On August 23, Advanced Cell Technology, a private, Worcester, Mass.-based biotechnology firm, announced to the world that it had developed a means of acquiring embryonic cells that would put to rest ethical concerns about this type of research.
In a study published online in the journal Nature, ACT researchers claimed to have retrieved single cells of two- to three-day-old human embryos (consisting of eight to 10 cells) to produce two new stem-cell lines.
This process, they said, would leave the embryos themselves intact and able to survive “in most cases.” Said ACT’s Dr. Robert Lanza, the study’s lead author: “We hope this method can be used to increase the number of stem cell lines available for federal funding – and thus give the field a badly needed jump-start.”

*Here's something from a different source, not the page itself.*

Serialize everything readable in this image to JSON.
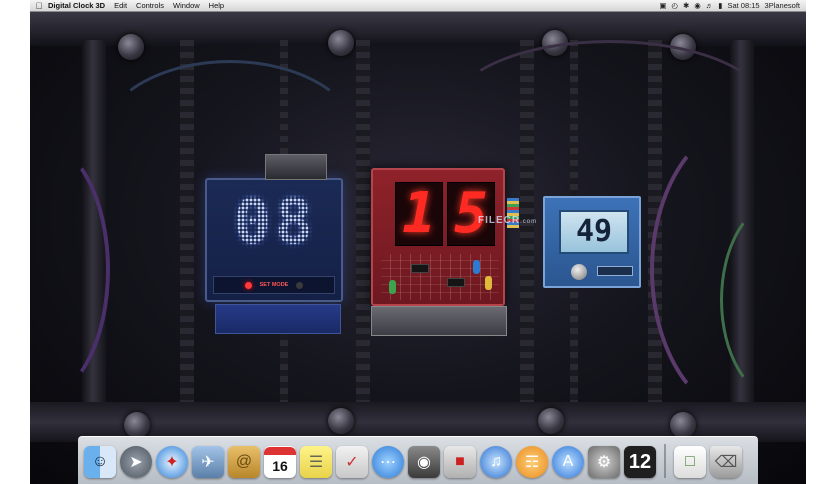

The media dutifully hyped ACT’s claim. The Washington Post coverage was headlined: “Stem cells created with no harm to human embryos.” The New York Times led its coverage with, “In new method for stem cells, viable embryos.” “Embryos spared in stem cell creation,” trumpeted U.S.A. Today, while the Los Angeles Times celebrated, “Stem cell advance spares embryos.”
But the ground-breaking technique isn’t quite all that was promised in the initial news reports. The process is known to be used in the IVF industry, mainly for pre-implantation genetic diagnosis, but also for what is called ‘twinning.” Called blastomere separation, the cells removed from the early-stage embryo can, in some cases, begin to divide and develop as separate embryos.
Lanza admitted that the process was difficult to develop. “We had to work out a different technique and initially, we weren’t sure that it was going to work. It was pretty tough. Eventually, it worked like a charm.”
The “study” – which was actually a 200-word letter to the editor – does not note how many embryonic human beings were destroyed in determining the applicability of the process to stem cell research.
Science writer Michael Fumento noted in the American Spectator that, “In fact, none of the 16 embryos involved in the study by medical director Robert Lanza of Advanced Cell Technology (ACT) survived.”
Richard Dorflinger, head of the U.S. Conference of Catholic Bishops’ pro-life office, said: “It does not solve the ethical dilemma. It’d be irresponsible to claim now that this is totally safe.” The study says the team created two stable human embryonic stem cell lines that behaved like conventional embryonic stem cell lines. “They’ve now been growing for over eight months, are entirely normal genetically and they were able to generate all of the cell types of the body.”
William Hurlbut, a Stanford University professor and member of the President’s Council on Bioethics, points out that the study does not explore what, if any, long-term effects the removal of a blastomere might have on a human body at such an early stage of its development, should the individual survive to birth. “It might be serious effects, it might be minor changes, it might be nothing. We just don’t know,” Hurlbut told Newsweek.
The ethical principle of concern to pro-life advocates, as old as the ancient Greeks’ Hippocratic Oath, is that human beings cannot be subjected to treatment that might harm them unless there is some medical benefit to be had. Lawyer and bioethics commentator Wesley J. Smith writes, “It strikes me that if such a procedure did harm the later-born baby, it would constitute immoral human research and perhaps would be criminal. At the very least, there would sure be one hell of a lawsuit.”